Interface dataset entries
----
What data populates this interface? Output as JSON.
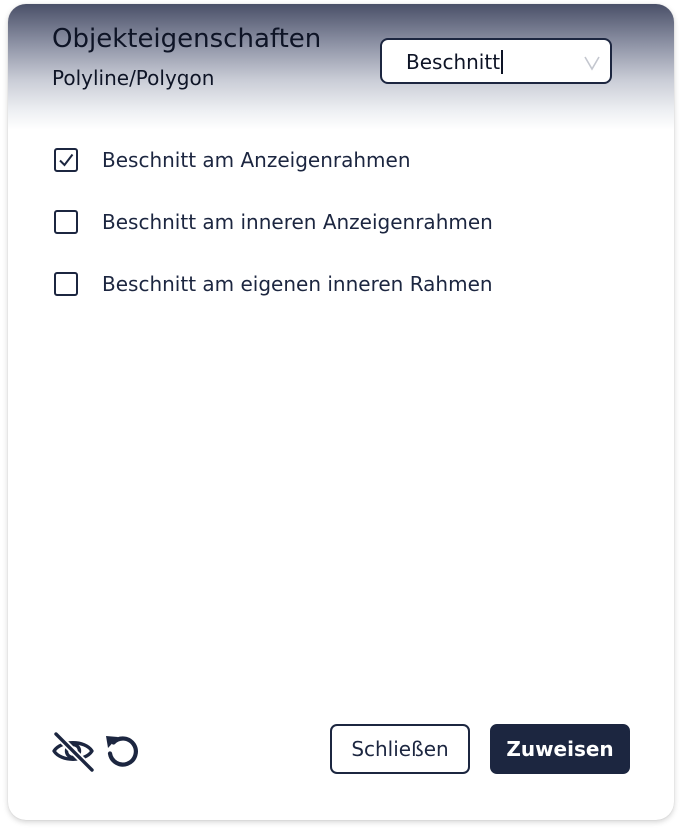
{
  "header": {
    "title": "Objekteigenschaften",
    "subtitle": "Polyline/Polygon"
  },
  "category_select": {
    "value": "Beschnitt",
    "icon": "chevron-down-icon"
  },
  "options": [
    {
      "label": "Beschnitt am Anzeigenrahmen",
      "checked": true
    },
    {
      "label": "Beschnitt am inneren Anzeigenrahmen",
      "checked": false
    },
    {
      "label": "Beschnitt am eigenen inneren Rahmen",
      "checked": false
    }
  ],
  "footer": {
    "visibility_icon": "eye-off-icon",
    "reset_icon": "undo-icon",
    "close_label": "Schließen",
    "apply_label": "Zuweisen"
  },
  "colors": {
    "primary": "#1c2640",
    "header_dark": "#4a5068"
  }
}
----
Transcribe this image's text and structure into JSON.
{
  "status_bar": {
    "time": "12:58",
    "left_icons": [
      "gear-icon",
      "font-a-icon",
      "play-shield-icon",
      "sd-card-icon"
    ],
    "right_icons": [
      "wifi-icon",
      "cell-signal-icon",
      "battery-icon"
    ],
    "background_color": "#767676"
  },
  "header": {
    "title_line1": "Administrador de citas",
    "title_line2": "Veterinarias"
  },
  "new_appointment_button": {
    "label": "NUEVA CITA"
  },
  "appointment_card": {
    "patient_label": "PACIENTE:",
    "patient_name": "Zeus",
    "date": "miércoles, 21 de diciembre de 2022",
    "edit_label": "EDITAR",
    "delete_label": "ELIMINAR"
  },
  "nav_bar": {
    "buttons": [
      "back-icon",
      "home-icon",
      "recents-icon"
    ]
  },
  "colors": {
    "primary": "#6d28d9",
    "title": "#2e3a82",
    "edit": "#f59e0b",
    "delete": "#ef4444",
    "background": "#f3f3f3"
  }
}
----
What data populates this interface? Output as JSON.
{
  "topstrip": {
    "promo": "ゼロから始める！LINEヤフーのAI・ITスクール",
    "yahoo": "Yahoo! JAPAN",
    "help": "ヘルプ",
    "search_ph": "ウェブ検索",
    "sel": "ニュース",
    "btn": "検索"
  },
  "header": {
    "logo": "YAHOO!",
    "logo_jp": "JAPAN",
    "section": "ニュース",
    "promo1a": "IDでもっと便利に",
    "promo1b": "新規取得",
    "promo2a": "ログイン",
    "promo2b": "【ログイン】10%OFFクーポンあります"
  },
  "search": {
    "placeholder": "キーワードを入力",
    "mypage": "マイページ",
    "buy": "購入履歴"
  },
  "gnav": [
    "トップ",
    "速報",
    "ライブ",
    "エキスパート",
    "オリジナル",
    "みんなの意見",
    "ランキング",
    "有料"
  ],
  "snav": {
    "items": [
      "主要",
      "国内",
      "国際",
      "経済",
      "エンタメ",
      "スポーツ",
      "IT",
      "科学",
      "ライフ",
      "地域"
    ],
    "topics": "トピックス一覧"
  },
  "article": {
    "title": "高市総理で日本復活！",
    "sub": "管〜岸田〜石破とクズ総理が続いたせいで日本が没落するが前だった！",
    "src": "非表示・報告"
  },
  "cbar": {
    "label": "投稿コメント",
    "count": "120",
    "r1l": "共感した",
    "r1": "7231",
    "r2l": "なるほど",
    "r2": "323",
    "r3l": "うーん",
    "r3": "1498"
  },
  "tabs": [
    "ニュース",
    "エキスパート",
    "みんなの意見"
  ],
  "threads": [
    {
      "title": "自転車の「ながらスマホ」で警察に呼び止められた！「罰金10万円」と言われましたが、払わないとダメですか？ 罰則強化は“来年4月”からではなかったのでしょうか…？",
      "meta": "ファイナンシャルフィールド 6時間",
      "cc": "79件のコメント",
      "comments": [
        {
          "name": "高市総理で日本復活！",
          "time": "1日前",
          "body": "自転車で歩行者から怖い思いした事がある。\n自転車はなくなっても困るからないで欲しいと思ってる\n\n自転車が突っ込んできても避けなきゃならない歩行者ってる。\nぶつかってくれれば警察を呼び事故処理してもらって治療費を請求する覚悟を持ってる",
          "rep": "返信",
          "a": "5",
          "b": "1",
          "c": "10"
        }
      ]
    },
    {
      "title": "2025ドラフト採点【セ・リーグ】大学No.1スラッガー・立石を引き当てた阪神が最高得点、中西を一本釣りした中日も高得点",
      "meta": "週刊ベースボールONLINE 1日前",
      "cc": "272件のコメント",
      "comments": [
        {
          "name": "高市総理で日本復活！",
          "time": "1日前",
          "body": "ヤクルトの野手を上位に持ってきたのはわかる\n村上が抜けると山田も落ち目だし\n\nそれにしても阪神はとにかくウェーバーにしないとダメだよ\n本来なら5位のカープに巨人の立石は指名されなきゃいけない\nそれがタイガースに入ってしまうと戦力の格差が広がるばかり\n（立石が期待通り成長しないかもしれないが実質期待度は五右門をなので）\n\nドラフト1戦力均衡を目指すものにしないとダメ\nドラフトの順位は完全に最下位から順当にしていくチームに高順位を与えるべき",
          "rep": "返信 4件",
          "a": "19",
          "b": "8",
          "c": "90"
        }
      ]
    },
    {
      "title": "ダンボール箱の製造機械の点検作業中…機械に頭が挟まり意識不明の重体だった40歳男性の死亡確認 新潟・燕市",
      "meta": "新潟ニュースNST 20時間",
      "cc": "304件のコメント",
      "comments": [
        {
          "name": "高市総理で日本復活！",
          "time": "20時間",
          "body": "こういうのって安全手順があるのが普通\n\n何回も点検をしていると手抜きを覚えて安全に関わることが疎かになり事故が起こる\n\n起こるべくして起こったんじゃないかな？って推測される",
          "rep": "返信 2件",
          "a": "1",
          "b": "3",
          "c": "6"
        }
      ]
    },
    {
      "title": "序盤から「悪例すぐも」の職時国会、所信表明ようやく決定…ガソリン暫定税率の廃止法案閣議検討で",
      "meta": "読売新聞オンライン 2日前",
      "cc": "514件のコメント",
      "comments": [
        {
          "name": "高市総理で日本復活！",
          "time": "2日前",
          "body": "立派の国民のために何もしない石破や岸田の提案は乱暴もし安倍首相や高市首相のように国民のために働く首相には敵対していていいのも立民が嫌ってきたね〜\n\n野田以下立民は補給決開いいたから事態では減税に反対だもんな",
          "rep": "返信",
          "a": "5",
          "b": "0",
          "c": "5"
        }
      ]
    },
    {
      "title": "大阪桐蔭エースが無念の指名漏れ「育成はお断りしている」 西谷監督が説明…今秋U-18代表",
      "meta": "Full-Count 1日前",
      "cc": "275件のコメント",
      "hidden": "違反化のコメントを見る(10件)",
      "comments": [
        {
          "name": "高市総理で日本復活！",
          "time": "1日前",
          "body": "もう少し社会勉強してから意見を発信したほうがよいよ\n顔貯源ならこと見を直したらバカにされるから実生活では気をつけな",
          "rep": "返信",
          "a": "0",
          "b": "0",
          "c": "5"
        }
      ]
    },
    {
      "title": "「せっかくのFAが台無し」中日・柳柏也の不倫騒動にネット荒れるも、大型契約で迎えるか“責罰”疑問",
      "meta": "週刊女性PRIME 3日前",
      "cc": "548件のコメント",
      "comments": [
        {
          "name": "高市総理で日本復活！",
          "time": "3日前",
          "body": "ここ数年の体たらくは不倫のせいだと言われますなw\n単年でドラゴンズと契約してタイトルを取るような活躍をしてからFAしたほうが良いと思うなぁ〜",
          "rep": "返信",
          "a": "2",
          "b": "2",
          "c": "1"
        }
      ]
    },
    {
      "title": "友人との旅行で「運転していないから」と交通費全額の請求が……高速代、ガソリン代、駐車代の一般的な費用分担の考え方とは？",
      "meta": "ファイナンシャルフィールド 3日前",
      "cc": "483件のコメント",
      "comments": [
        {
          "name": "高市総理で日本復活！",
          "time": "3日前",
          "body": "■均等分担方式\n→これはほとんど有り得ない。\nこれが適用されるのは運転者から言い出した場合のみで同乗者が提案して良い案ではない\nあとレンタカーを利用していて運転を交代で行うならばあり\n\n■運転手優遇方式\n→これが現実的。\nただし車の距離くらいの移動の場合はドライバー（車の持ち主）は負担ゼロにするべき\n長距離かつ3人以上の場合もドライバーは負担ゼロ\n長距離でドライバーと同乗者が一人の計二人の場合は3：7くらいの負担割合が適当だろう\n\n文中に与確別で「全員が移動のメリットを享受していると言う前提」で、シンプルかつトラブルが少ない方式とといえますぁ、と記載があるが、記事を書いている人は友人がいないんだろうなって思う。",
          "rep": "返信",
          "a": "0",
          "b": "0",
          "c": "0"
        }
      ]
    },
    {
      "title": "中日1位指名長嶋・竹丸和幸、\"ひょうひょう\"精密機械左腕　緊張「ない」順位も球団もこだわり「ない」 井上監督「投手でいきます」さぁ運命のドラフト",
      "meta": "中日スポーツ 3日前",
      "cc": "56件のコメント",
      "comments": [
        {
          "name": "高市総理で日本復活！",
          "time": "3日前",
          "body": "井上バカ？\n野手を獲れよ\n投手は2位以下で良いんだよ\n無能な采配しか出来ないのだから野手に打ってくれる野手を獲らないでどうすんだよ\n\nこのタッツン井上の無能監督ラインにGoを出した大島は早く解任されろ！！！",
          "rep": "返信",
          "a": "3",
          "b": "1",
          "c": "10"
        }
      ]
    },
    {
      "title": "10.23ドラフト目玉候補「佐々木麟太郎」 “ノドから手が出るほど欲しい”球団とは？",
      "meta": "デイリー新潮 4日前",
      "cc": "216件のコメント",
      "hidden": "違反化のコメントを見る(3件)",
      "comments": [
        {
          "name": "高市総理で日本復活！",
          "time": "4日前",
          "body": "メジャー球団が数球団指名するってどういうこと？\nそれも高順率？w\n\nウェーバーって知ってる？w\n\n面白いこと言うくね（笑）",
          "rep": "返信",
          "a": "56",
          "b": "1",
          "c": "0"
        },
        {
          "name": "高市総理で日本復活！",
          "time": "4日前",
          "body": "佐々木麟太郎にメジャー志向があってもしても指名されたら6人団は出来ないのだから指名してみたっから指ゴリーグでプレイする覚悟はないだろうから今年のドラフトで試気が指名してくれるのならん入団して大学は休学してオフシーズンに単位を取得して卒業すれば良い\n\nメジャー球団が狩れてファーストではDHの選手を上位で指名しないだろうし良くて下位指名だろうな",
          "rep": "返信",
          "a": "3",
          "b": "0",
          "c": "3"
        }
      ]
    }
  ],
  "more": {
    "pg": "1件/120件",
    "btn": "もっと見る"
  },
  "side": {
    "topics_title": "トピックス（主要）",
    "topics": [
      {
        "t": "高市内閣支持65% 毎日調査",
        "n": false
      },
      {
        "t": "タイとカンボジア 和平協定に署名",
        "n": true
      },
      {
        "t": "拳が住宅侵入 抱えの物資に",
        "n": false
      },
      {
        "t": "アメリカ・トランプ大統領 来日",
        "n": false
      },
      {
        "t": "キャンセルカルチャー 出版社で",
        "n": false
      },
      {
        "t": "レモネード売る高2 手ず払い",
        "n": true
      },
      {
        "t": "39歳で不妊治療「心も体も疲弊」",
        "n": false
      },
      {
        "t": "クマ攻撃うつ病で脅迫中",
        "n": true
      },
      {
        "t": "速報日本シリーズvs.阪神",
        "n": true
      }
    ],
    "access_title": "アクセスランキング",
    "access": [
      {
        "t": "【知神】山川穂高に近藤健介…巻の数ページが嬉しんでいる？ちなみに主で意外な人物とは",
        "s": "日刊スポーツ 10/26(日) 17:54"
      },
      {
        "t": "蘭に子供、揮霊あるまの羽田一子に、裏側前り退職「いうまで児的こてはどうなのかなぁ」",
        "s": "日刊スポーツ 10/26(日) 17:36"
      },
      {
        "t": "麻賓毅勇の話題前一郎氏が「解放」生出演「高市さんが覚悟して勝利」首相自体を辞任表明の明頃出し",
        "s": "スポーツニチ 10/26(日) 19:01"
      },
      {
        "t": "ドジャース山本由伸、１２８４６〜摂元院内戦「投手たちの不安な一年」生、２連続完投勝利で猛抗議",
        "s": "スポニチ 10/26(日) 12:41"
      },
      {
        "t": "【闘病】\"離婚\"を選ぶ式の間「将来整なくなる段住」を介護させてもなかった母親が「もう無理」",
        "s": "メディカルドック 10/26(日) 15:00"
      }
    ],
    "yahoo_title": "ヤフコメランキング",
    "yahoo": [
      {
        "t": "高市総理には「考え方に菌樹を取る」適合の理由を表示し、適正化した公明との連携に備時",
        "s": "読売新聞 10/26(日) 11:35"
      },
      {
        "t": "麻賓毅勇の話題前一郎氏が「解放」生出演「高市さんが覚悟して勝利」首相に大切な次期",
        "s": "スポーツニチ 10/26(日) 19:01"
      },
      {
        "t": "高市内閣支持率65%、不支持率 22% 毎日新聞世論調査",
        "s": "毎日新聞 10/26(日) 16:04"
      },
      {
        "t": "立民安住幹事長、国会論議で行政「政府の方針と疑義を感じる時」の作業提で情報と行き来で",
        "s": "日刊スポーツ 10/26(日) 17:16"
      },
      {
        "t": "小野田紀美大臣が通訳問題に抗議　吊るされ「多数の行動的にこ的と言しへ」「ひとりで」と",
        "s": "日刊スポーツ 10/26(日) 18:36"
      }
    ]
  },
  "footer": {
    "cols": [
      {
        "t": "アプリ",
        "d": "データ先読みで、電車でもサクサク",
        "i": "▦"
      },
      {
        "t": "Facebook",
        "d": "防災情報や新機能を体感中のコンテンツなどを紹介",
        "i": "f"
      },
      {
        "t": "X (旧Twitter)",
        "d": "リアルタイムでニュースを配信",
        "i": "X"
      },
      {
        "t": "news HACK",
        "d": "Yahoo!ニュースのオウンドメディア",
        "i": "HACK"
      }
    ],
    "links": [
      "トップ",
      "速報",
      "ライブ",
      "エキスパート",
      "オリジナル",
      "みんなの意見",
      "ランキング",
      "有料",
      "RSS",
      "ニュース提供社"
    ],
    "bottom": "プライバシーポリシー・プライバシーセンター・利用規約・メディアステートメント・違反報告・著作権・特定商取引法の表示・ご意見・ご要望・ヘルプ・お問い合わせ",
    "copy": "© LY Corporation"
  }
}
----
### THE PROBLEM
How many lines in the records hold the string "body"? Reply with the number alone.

### ANSWER SECTION
10